You also write a lot about childhood. The girl in this book, Aïcha, is a very serious girl, she is rather spiritual. How did you think you would write it?
I think she was, for me, the most interesting character. I love to write about children. She is a very wild child. First, because she is a child who grew up in nature and far from the city, and she has very little interaction with people other than her mother, her father and the people who live on the farm. So she doesn’t know anything about the world. But she knows a lot about nature, animals, trees. And as a child myself having grown up in nature, on my grandparents’ farm, I know how strong the relationship between a child and nature is. She would talk to trees, she would talk to animals, and she feels that there is something beyond what you see. So I like that in his character.
I also like the fact that she doesn’t understand the tension between her parents. She does not understand what is going on in terms of politics in the city and the country where she lives. But she understands that there is a problem, that there are tensions, that there is a war somewhere. And there is a kind of violence in it. Compulsions she sometimes expresses, like when she pricks a compass in the neck of a little girl in her class. And I like to write that, the idea of the child who is very serious and very wise and who obeys, and at the same time sometimes has this notion of violence.
She’s also sailing as the daughter of a Frenchwoman and a Moroccan, in a town where these two groups don’t usually intersect, and it seems there isn’t always a clear place for her?

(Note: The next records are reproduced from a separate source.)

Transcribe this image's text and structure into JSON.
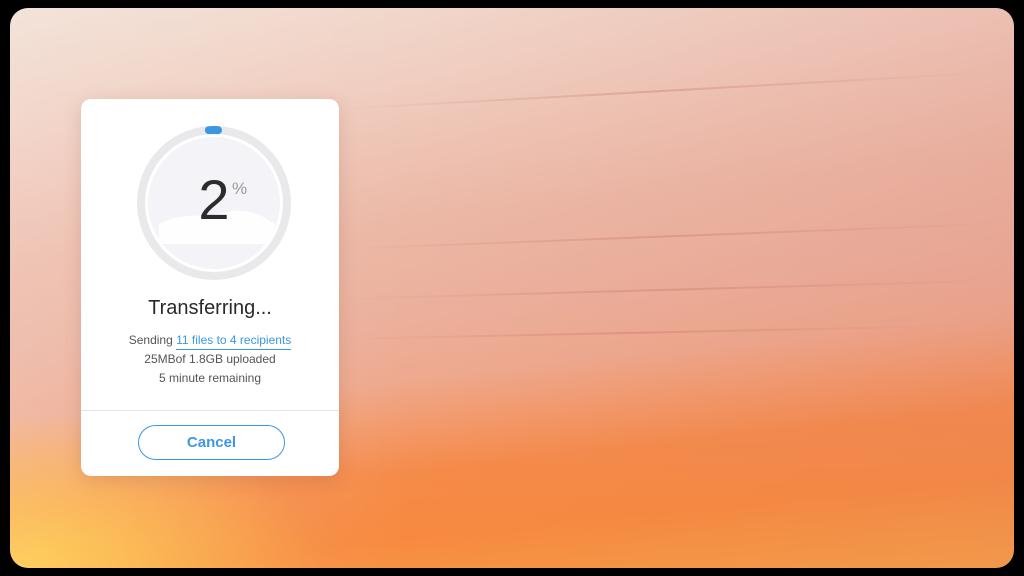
{
  "dialog": {
    "progress": {
      "value": "2",
      "unit": "%",
      "fraction": 0.02
    },
    "title": "Transferring...",
    "sending_prefix": "Sending",
    "sending_link": "11 files to 4 recipients",
    "uploaded": "25MBof 1.8GB uploaded",
    "remaining": "5 minute remaining",
    "cancel_label": "Cancel"
  },
  "colors": {
    "accent": "#3b97e3",
    "ring_track": "#e9e9eb",
    "ring_inner": "#f4f4f8"
  },
  "icons": {
    "ring": "circular-progress-ring"
  }
}
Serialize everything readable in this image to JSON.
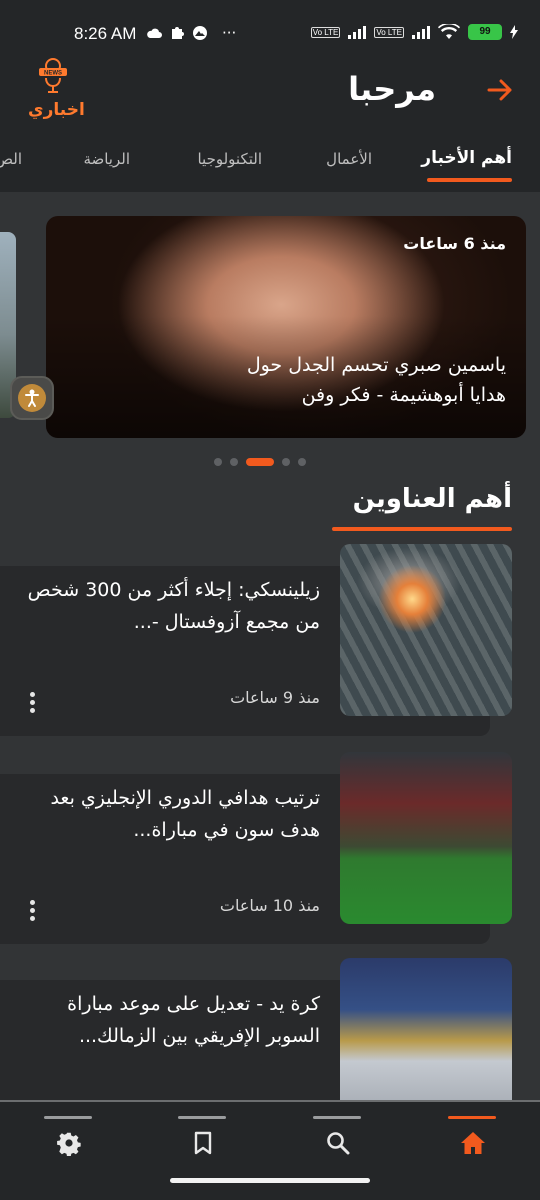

I think at first when she gets to school the first thing that shocks her is the fact that she doesn’t even know her legal name. And she is so used to living in nature and spending time alone with her mother that it is very difficult for her to adjust to group life. And then she sees how people look at her, and she realizes that there is something wrong with her look, with her clothes, with her hair, with the color of her skin. And that’s something I wanted to point out in the book, is that racism and discrimination is something very physical, something that you can feel in your flesh. When someone looks at you on the street and you know they are looking at you like that because of your hair or because of your dark skin. I think it’s something that you can really feel physically. Racism is not a concept. It is not abstract. It’s like someone is hitting you. It’s like someone is slapping you in the face. You really feel it.